DX: What’s the difference between being in the studio live as opposed to just sending it around?
Ab-Soul: It’s just the energy. It’s Murs’ record so it’s best to be in the same vicinity of the artist if I’m going to be featured. The same thing with me. If you’re going to be featured on my record, I’d like to be there to make sure that we see eye to eye on what’s going on. If we’re all the way across country, I’d just kind of have to listen to song hear the vibe. We definitely want to try to get as much energy as possible when working on these records. It’s all vibration. We’re moving to a heart beat. Apply all of those mechanics to what we’re doing.

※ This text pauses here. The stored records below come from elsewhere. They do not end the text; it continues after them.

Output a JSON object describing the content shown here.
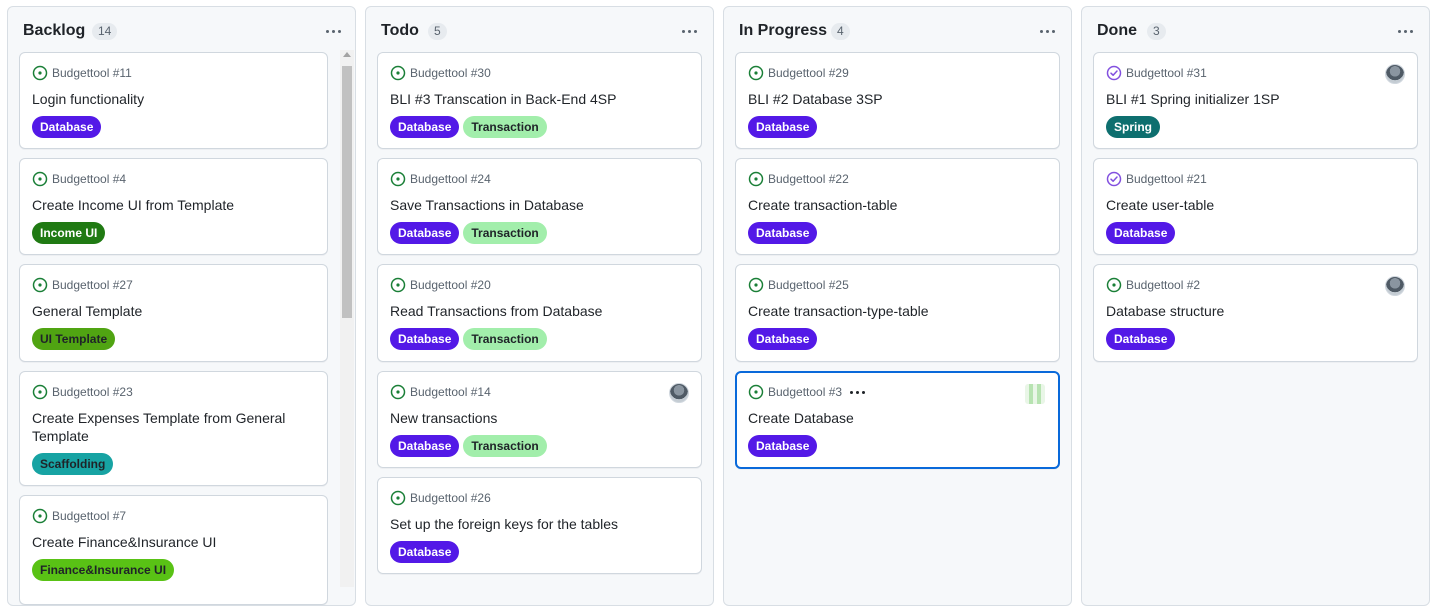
{
  "colors": {
    "accent": "#0969da",
    "open_icon": "#1a7f37",
    "closed_icon": "#8250df",
    "label_database": "#5319e7",
    "label_transaction": "#a2eeab",
    "label_income_ui": "#207a13",
    "label_ui_template": "#50a412",
    "label_scaffolding": "#17a3a3",
    "label_finance": "#59c215",
    "label_spring": "#0e6f6f"
  },
  "columns": [
    {
      "title": "Backlog",
      "count": "14",
      "cards": [
        {
          "ref": "Budgettool #11",
          "title": "Login functionality",
          "labels": [
            "Database"
          ]
        },
        {
          "ref": "Budgettool #4",
          "title": "Create Income UI from Template",
          "labels": [
            "Income UI"
          ]
        },
        {
          "ref": "Budgettool #27",
          "title": "General Template",
          "labels": [
            "UI Template"
          ]
        },
        {
          "ref": "Budgettool #23",
          "title": "Create Expenses Template from General Template",
          "labels": [
            "Scaffolding"
          ]
        },
        {
          "ref": "Budgettool #7",
          "title": "Create Finance&Insurance UI",
          "labels": [
            "Finance&Insurance UI"
          ]
        }
      ]
    },
    {
      "title": "Todo",
      "count": "5",
      "cards": [
        {
          "ref": "Budgettool #30",
          "title": "BLI #3 Transcation in Back-End 4SP",
          "labels": [
            "Database",
            "Transaction"
          ]
        },
        {
          "ref": "Budgettool #24",
          "title": "Save Transactions in Database",
          "labels": [
            "Database",
            "Transaction"
          ]
        },
        {
          "ref": "Budgettool #20",
          "title": "Read Transactions from Database",
          "labels": [
            "Database",
            "Transaction"
          ]
        },
        {
          "ref": "Budgettool #14",
          "title": "New transactions",
          "labels": [
            "Database",
            "Transaction"
          ]
        },
        {
          "ref": "Budgettool #26",
          "title": "Set up the foreign keys for the tables",
          "labels": [
            "Database"
          ]
        }
      ]
    },
    {
      "title": "In Progress",
      "count": "4",
      "cards": [
        {
          "ref": "Budgettool #29",
          "title": "BLI #2 Database 3SP",
          "labels": [
            "Database"
          ]
        },
        {
          "ref": "Budgettool #22",
          "title": "Create transaction-table",
          "labels": [
            "Database"
          ]
        },
        {
          "ref": "Budgettool #25",
          "title": "Create transaction-type-table",
          "labels": [
            "Database"
          ]
        },
        {
          "ref": "Budgettool #3",
          "title": "Create Database",
          "labels": [
            "Database"
          ]
        }
      ]
    },
    {
      "title": "Done",
      "count": "3",
      "cards": [
        {
          "ref": "Budgettool #31",
          "title": "BLI #1 Spring initializer 1SP",
          "labels": [
            "Spring"
          ]
        },
        {
          "ref": "Budgettool #21",
          "title": "Create user-table",
          "labels": [
            "Database"
          ]
        },
        {
          "ref": "Budgettool #2",
          "title": "Database structure",
          "labels": [
            "Database"
          ]
        }
      ]
    }
  ]
}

DX: That first line is really interesting to me. “If it wasn’t for this Hip Hop shit / I’d probably lose it...” You grew up in a record store. Your family business was a record store. You once described how when you left the record store, there wasn’t music at your house. It’s kind of a different story about [how artists find] Hip Hop. These days, most artists tell the story of the their father put them on to Hip Hop, or their homies. You seem like you were slower than expected to fall in love with Hip Hop being that you were in a record store everyday.
Ab-Soul: Exactly. There’s a lot of irony in that, for sure. I was always able to read well and was very comprehensive. I think once I figured out all of those things going on in Rap, Hip Hop music - the best artists were applying all of those things that I grew to love anyway - I just finally made the connection. I can tell you something, but if I rhyme it to you, it puts more of an [emphasis] on it. You know how pimps rap to you? If you rhyme it, it makes it more interesting to people. It’s more appeasing to the ear for some reason.

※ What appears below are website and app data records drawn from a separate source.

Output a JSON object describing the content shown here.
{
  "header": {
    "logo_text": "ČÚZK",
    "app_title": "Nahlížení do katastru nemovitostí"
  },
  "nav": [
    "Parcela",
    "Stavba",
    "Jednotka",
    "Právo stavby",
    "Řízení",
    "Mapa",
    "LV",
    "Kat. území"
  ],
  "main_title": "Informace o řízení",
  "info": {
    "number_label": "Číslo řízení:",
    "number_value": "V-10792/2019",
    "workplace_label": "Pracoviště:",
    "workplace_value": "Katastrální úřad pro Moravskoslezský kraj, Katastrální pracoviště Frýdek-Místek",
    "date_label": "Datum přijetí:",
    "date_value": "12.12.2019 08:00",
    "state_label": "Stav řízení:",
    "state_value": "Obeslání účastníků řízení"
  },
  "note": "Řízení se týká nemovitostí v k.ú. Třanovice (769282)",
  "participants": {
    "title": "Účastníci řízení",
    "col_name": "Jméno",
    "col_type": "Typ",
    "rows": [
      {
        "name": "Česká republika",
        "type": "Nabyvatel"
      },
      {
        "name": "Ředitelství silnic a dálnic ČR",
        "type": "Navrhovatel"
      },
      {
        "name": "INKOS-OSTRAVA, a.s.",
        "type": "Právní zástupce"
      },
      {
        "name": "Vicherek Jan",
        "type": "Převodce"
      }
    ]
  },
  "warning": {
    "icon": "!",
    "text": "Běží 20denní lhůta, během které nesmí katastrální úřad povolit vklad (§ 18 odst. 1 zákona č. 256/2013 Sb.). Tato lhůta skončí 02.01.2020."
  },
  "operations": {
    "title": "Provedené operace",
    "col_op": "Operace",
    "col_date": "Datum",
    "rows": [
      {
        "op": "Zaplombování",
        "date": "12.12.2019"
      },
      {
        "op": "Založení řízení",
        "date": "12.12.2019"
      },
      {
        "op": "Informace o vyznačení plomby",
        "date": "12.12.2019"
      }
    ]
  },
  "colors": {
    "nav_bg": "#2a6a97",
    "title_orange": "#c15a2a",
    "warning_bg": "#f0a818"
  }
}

DX: With Top Dawg and Black Hippy, the emcees are out front right now. I think the producers are still waiting for their big showcase. You guys have an ill stable of producers but I don’t hear about them as much as I’d expect to considering how ill your stable of producers are. Is that strategic? Are you guys just keeping them in house right now?

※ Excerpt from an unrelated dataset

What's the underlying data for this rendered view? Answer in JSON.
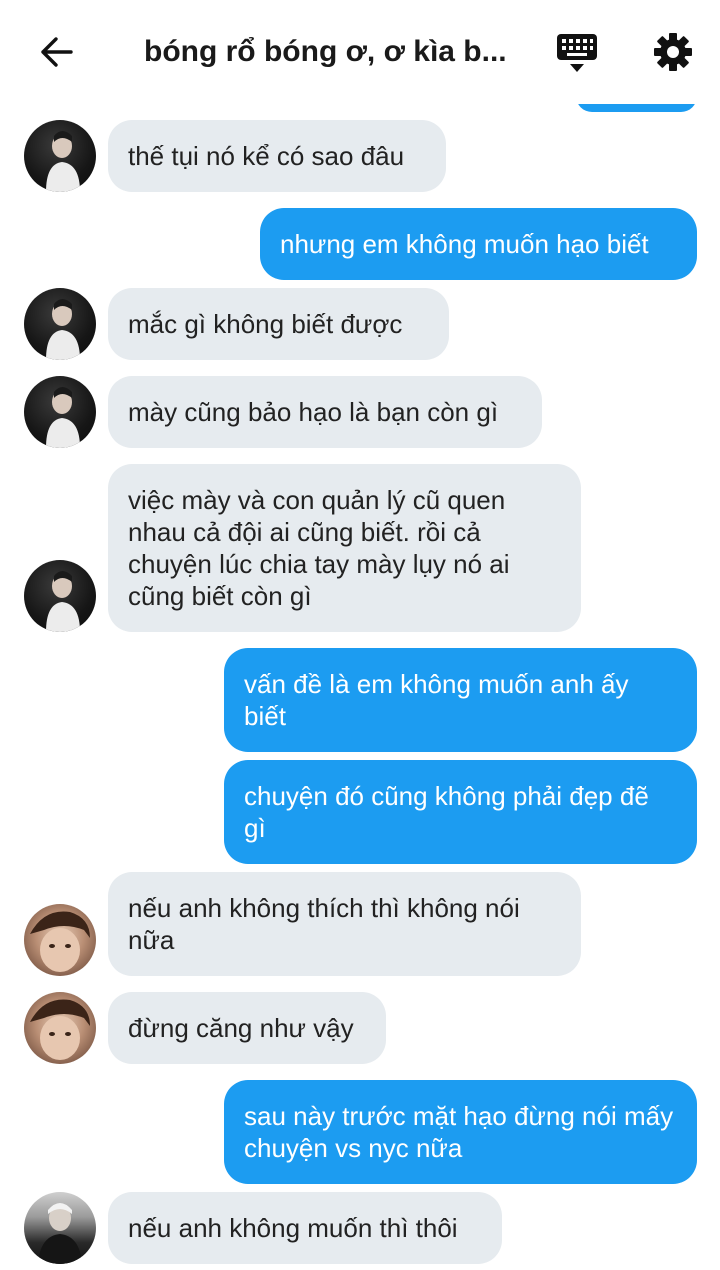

Ab-Soul: Yeah, definitely. It’s just best to have your own team. There are definitely a lot of producers that I definitely want to work with, but I just feel more passionate about building a team; coming in with our own brand. I feel more passionate about that than jumping in and collaborating with all of the best guys in the game, you know?
DX: Sounwave is crazy talented, man.
Ab-Soul: Exactly. Sounwave brought me to [Top Dawg Entertainment]. He was the first producer that I ever worked with back when I was 12 or 13 years old. He was making beats on his Playstation - MTV Music Generator. We’ve been doing this for a long time.
DX: You’ve got your 10,000 hours in.
Ab-Soul: Yeah, exactly. So it’s only right that we continue to build.
DX: With everything that you’ve seen as you’ve traveled, from unexpectedly getting props just for being in a Jay Rock video, to being one of the most anticipated artists in Hip Hop right now, what still surprises you about Hip Hop?
Ab-Soul: It’s kind of like movies. With movies and video games, I always say to myself every time I see the new shit, like, “How are they gonna top this?” How are they gonna make a movie better than this? How are the graphics gonna improve from this? Somehow somebody always seems to come up with something innovative. I think that’s the same thing that’s going on with the Hip Hop culture. It’s gonna continue to grow. It’s living. It’s breathing. It’s gonna continue to grow and that surprises me every time. It surprises me that a guy like Drake can blend Rap and R&B. He really blends Rap and R&B in a way that is okay, when in Rap, that could be soft. If he did one more extra R&B song, he would be soft. He was able to come up with something innovative and make it big. Something new. Something refreshing. Not to say that he was the first singing rapper or something like that, but he’s definitely one of the biggest artists in the game right now. It’s 2 Chainz. These guys just keep coming up with this new flavor, this new style. It’s exciting, man. I’m glad to be a part of it, man. I’m that I can contribute.